| Required work |
Type out the full set of entries again, unchanged.

Excerpts from an interface dataset
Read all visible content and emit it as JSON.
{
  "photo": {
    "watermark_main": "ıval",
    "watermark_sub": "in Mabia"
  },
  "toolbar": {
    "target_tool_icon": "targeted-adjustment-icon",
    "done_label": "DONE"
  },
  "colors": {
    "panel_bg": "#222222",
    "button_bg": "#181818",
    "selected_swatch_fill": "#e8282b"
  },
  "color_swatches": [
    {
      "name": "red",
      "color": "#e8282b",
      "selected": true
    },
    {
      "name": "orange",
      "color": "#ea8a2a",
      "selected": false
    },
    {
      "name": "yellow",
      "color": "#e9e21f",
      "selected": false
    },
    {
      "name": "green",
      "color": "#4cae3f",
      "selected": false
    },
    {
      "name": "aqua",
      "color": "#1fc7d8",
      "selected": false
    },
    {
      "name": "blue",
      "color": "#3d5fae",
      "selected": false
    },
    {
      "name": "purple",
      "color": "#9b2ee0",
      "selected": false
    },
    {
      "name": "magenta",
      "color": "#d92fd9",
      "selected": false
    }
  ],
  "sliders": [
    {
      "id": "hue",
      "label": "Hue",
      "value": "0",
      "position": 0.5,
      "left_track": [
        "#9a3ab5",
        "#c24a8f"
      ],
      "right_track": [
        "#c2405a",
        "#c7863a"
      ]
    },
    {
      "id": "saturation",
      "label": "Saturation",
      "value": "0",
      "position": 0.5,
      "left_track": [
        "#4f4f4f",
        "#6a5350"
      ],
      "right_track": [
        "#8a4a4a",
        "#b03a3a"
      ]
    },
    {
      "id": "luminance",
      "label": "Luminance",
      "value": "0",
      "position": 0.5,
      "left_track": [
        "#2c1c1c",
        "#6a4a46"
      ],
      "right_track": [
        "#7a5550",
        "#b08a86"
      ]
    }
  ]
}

| Task response |
Read all visible content and emit it as JSON.
{
  "photo": {
    "watermark_main": "ıval",
    "watermark_sub": "in Mabia"
  },
  "toolbar": {
    "target_tool_icon": "targeted-adjustment-icon",
    "done_label": "DONE"
  },
  "colors": {
    "panel_bg": "#222222",
    "button_bg": "#181818",
    "selected_swatch_fill": "#e8282b"
  },
  "color_swatches": [
    {
      "name": "red",
      "color": "#e8282b",
      "selected": true
    },
    {
      "name": "orange",
      "color": "#ea8a2a",
      "selected": false
    },
    {
      "name": "yellow",
      "color": "#e9e21f",
      "selected": false
    },
    {
      "name": "green",
      "color": "#4cae3f",
      "selected": false
    },
    {
      "name": "aqua",
      "color": "#1fc7d8",
      "selected": false
    },
    {
      "name": "blue",
      "color": "#3d5fae",
      "selected": false
    },
    {
      "name": "purple",
      "color": "#9b2ee0",
      "selected": false
    },
    {
      "name": "magenta",
      "color": "#d92fd9",
      "selected": false
    }
  ],
  "sliders": [
    {
      "id": "hue",
      "label": "Hue",
      "value": "0",
      "position": 0.5,
      "left_track": [
        "#9a3ab5",
        "#c24a8f"
      ],
      "right_track": [
        "#c2405a",
        "#c7863a"
      ]
    },
    {
      "id": "saturation",
      "label": "Saturation",
      "value": "0",
      "position": 0.5,
      "left_track": [
        "#4f4f4f",
        "#6a5350"
      ],
      "right_track": [
        "#8a4a4a",
        "#b03a3a"
      ]
    },
    {
      "id": "luminance",
      "label": "Luminance",
      "value": "0",
      "position": 0.5,
      "left_track": [
        "#2c1c1c",
        "#6a4a46"
      ],
      "right_track": [
        "#7a5550",
        "#b08a86"
      ]
    }
  ]
}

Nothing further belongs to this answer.